Lines in the data below that contain the word "suggestions" are to be copied.

[Data extracted from a collection]
'''
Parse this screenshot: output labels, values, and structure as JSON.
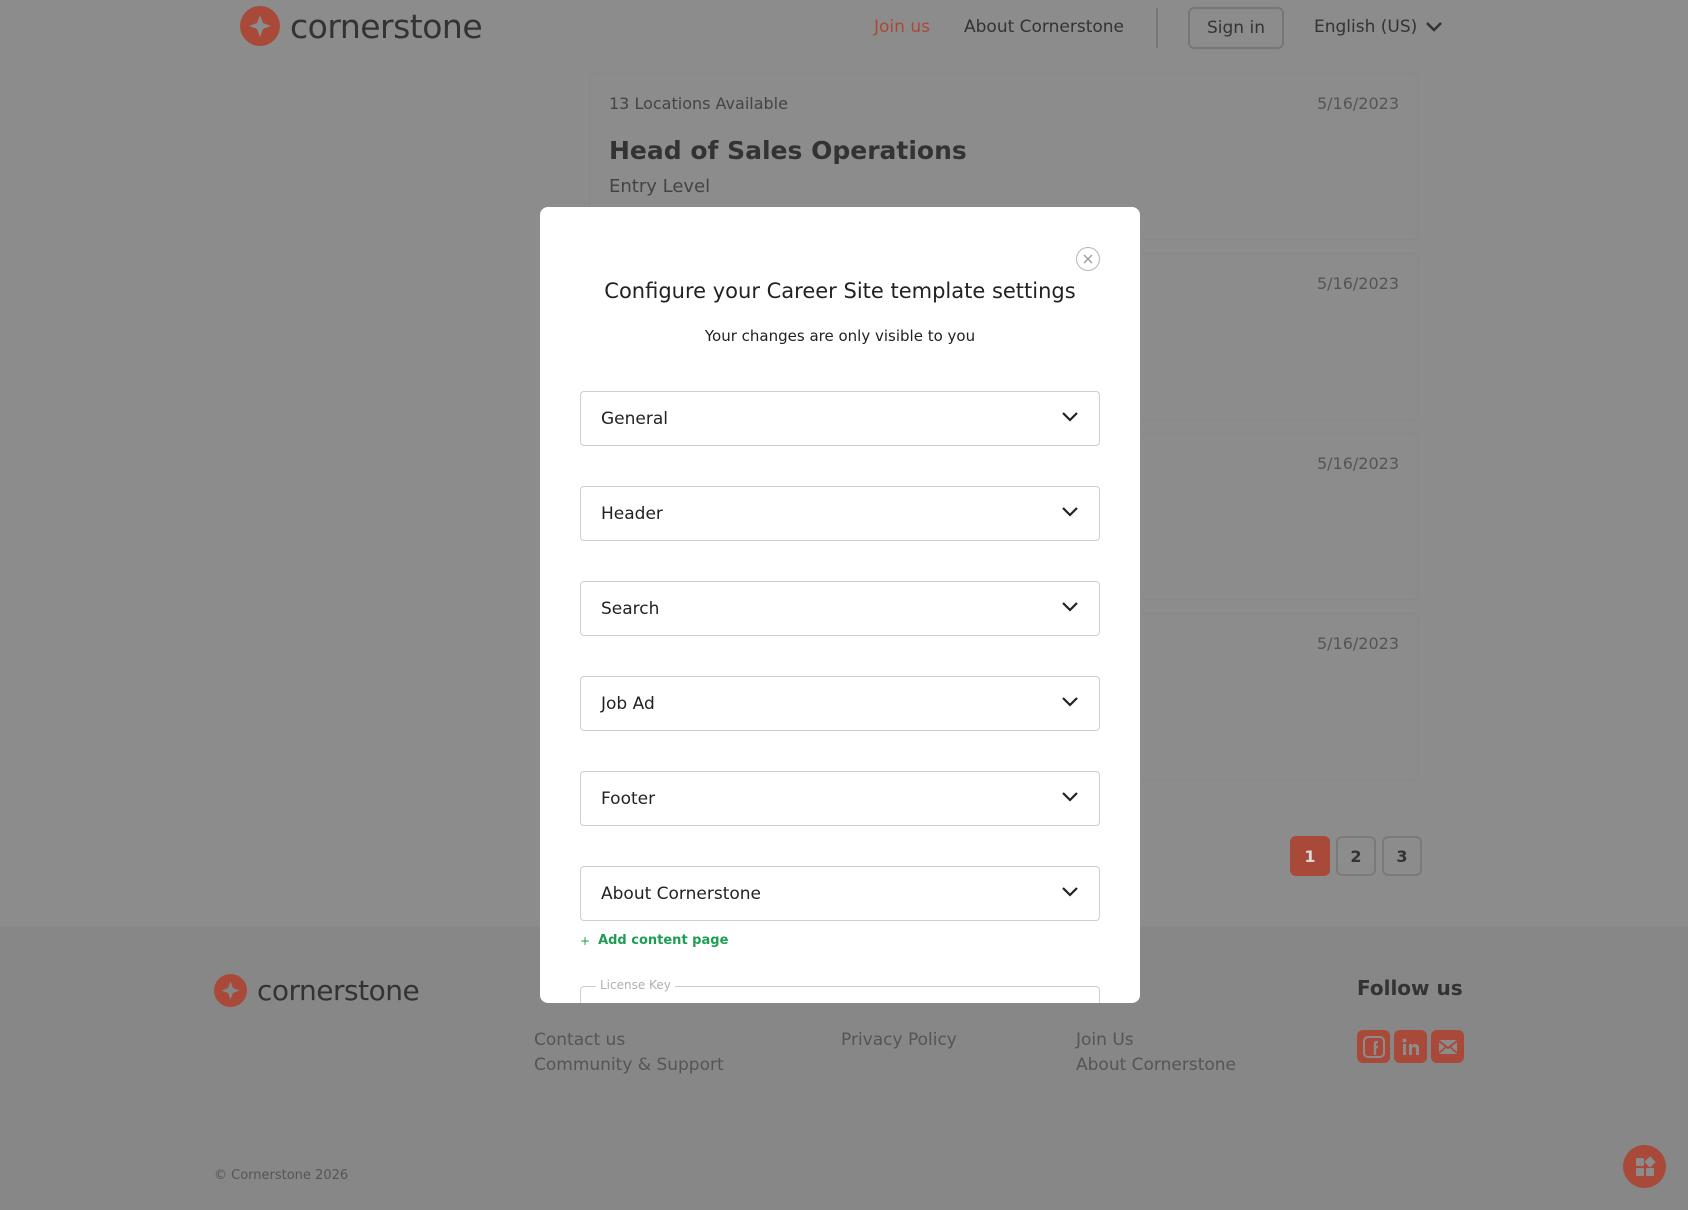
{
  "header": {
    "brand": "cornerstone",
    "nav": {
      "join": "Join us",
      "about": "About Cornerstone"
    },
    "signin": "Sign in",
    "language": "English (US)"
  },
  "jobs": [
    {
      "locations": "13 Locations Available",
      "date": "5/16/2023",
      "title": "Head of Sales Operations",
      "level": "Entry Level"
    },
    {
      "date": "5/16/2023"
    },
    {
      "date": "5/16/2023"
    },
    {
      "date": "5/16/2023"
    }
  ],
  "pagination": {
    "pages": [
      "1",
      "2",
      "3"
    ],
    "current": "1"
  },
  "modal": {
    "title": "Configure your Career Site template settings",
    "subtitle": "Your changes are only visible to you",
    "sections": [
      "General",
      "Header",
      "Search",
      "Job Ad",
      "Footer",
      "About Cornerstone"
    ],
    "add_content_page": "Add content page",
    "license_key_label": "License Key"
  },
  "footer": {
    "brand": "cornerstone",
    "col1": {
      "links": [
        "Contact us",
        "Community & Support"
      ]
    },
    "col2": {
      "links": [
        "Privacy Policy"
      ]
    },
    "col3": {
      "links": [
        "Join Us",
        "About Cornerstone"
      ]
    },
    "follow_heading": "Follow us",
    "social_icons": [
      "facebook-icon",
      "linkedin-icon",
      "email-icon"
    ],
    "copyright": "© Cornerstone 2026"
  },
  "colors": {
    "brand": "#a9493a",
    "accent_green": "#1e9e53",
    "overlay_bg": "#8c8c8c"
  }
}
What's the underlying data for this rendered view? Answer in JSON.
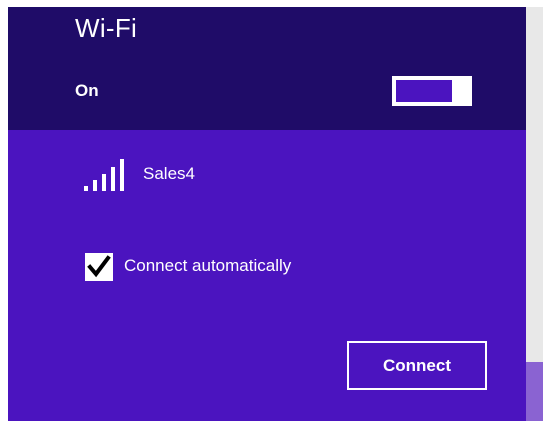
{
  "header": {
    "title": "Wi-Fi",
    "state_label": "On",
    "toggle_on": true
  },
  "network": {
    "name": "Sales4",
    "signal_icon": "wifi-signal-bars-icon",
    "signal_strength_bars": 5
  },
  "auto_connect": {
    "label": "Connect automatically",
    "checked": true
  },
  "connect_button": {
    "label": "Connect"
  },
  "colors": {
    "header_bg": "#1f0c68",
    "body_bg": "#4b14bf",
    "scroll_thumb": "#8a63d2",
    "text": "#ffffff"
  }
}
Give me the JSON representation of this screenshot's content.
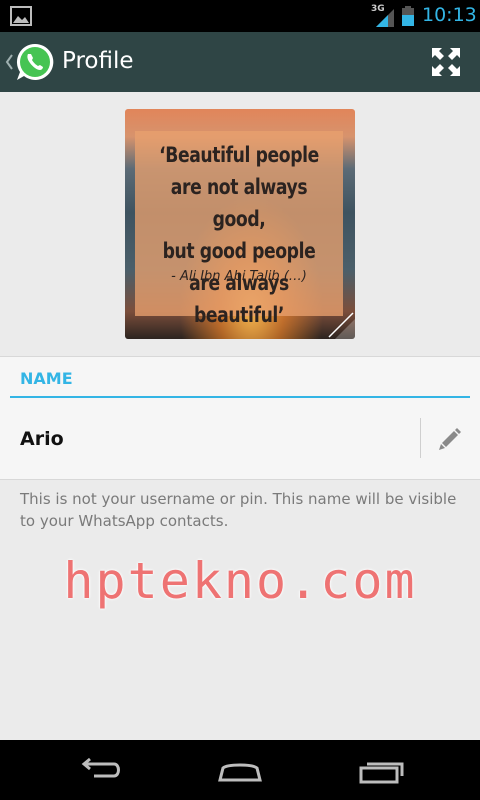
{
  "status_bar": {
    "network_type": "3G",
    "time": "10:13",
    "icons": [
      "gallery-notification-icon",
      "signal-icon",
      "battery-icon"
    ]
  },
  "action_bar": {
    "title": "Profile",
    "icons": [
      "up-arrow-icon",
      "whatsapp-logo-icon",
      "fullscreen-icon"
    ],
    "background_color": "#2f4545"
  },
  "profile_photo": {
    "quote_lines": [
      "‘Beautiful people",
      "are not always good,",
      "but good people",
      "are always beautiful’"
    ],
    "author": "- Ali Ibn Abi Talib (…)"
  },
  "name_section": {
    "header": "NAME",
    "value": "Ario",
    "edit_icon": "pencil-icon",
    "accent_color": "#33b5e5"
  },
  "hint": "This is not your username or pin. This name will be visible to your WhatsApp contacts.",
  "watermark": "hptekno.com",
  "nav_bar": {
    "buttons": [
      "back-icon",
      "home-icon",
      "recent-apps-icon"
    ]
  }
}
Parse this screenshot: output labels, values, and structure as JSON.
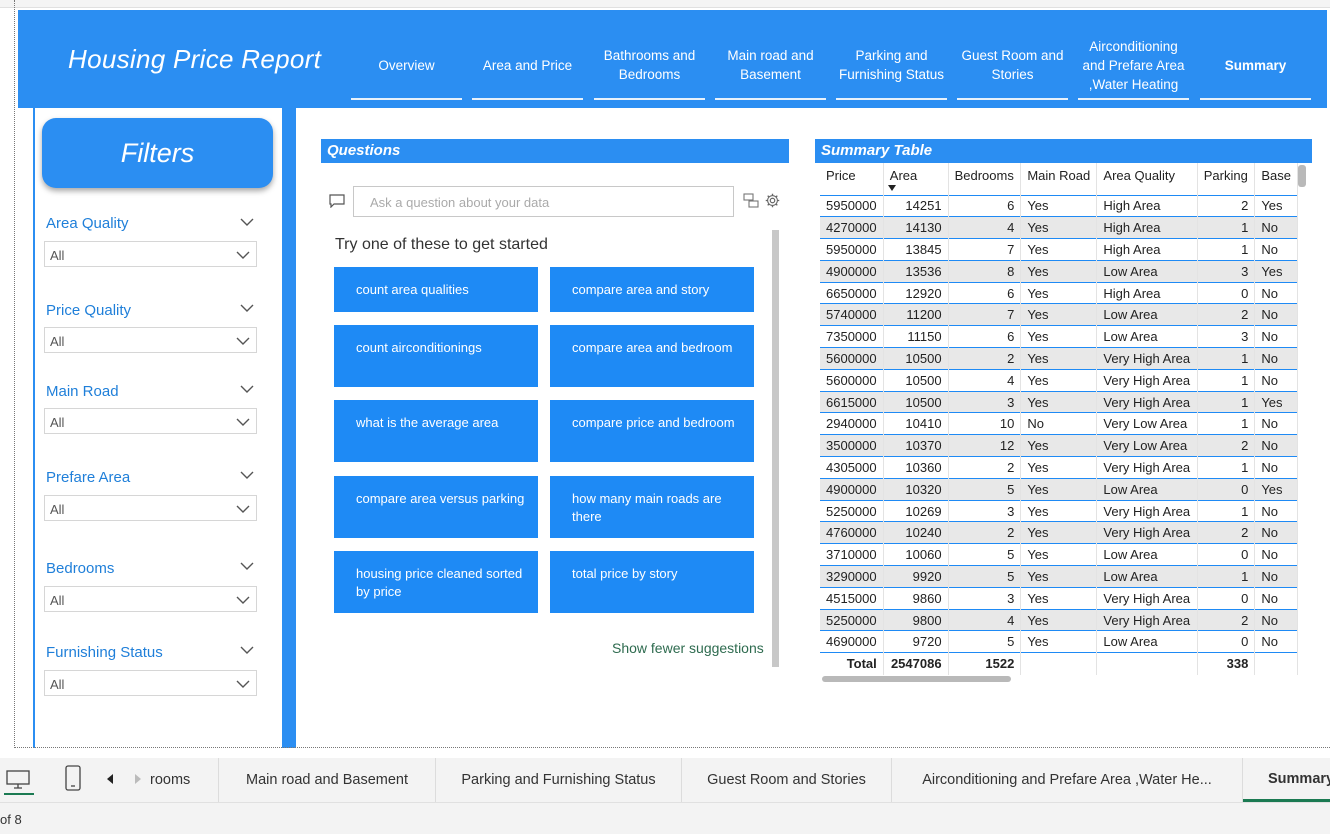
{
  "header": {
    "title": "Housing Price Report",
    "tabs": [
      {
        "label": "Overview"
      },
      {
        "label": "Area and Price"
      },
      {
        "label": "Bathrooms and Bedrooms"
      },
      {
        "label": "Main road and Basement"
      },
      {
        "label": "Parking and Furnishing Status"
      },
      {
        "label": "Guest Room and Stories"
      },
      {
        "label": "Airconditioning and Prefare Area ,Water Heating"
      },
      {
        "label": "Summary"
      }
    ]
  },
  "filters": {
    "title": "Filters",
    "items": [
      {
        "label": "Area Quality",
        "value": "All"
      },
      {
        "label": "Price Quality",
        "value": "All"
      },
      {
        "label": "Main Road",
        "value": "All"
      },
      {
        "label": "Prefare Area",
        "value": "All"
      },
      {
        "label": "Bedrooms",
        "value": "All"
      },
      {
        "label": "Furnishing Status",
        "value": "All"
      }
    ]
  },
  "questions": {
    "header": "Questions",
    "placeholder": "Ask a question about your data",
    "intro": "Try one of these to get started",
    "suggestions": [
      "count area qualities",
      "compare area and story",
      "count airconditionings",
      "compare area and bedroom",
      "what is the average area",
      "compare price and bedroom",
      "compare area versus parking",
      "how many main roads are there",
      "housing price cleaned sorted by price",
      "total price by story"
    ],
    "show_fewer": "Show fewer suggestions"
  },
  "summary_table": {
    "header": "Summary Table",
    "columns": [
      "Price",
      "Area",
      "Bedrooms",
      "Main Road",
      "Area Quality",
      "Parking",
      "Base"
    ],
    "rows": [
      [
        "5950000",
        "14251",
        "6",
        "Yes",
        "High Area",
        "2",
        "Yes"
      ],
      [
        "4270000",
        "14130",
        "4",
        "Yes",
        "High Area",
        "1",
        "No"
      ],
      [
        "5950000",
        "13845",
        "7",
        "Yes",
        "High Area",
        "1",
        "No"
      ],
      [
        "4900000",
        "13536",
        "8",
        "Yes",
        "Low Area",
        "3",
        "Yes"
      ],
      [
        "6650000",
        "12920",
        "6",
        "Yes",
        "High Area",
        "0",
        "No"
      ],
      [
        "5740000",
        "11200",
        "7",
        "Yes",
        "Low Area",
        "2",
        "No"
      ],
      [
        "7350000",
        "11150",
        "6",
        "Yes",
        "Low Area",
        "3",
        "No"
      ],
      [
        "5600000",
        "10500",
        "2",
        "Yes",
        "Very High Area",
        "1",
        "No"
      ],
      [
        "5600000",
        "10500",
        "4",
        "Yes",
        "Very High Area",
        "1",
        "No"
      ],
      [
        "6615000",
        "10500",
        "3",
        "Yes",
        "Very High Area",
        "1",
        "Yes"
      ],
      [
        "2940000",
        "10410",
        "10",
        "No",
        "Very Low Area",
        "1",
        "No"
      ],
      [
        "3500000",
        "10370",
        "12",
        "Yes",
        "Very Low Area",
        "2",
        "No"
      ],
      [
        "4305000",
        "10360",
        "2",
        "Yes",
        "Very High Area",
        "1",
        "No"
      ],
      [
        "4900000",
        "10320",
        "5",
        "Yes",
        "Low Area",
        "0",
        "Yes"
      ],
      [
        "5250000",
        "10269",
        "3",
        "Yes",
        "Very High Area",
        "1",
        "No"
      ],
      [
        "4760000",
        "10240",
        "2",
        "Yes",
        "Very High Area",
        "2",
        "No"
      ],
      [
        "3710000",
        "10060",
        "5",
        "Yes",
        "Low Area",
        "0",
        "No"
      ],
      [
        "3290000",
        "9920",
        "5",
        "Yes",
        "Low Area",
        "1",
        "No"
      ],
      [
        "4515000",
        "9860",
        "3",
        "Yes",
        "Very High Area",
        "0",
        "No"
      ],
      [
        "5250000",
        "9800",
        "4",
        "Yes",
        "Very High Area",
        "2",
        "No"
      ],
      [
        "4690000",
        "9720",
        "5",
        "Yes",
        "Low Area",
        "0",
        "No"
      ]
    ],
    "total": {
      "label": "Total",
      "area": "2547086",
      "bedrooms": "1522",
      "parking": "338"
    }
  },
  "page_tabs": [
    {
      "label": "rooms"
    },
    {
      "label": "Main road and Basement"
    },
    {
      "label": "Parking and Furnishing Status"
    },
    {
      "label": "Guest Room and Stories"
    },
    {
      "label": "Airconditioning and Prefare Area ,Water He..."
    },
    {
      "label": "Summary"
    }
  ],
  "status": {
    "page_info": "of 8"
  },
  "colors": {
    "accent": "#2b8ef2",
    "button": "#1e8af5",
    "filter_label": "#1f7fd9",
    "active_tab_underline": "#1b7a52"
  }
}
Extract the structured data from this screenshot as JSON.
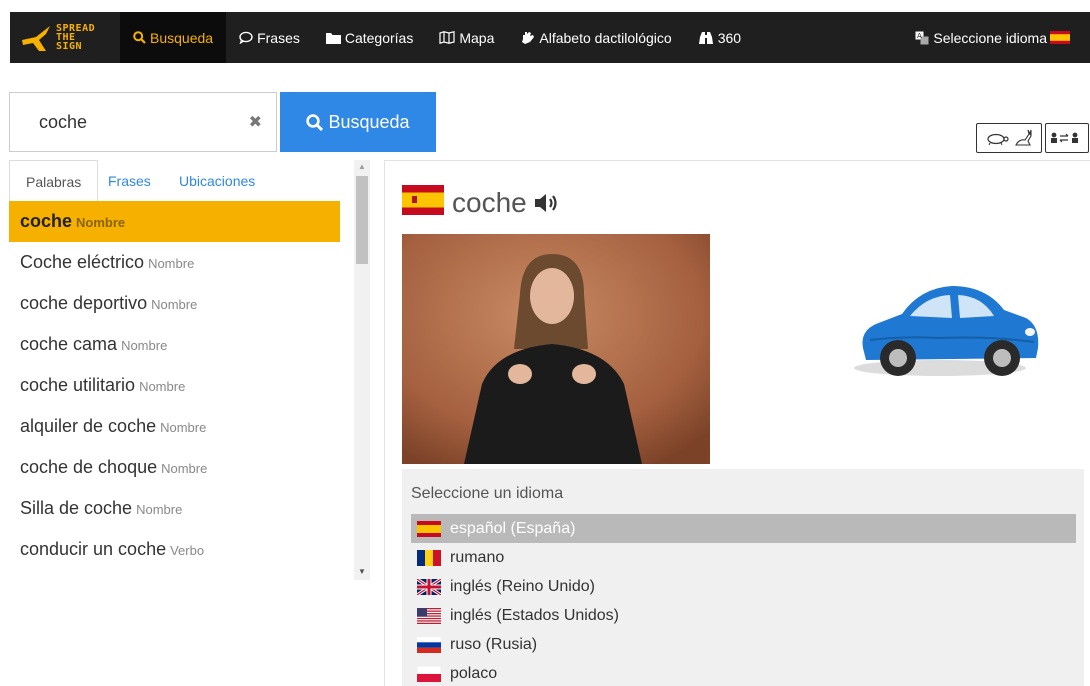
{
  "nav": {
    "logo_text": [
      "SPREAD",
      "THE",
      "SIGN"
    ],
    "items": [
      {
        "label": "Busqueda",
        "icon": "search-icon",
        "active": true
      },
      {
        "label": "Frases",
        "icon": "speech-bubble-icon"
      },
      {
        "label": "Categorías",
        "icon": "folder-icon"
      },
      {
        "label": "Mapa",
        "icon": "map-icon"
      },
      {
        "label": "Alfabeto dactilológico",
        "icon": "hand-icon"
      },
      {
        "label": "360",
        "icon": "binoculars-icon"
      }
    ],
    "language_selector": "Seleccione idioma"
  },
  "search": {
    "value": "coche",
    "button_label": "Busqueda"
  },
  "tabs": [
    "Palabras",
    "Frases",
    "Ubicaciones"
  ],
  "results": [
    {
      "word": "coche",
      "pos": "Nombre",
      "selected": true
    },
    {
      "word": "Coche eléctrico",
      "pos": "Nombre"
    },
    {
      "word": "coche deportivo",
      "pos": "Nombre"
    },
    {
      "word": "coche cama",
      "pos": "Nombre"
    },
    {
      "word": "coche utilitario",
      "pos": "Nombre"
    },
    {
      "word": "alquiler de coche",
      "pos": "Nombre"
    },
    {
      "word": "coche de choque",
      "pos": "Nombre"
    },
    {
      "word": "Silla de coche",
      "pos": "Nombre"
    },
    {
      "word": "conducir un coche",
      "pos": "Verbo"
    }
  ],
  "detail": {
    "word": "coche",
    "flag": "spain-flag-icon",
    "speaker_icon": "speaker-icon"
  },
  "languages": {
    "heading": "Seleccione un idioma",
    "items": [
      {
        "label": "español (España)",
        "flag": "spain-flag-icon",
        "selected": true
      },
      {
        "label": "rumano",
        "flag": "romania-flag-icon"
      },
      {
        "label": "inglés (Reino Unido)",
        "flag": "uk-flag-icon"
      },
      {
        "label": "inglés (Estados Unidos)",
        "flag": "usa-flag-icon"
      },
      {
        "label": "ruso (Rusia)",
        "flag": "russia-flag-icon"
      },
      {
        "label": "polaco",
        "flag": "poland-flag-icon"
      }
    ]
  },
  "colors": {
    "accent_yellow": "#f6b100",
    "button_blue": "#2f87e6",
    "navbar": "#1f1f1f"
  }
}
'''
[SOLUTION TO THE PROBLEM]
    "suggestions": [
    "show_fewer": "Show fewer suggestions"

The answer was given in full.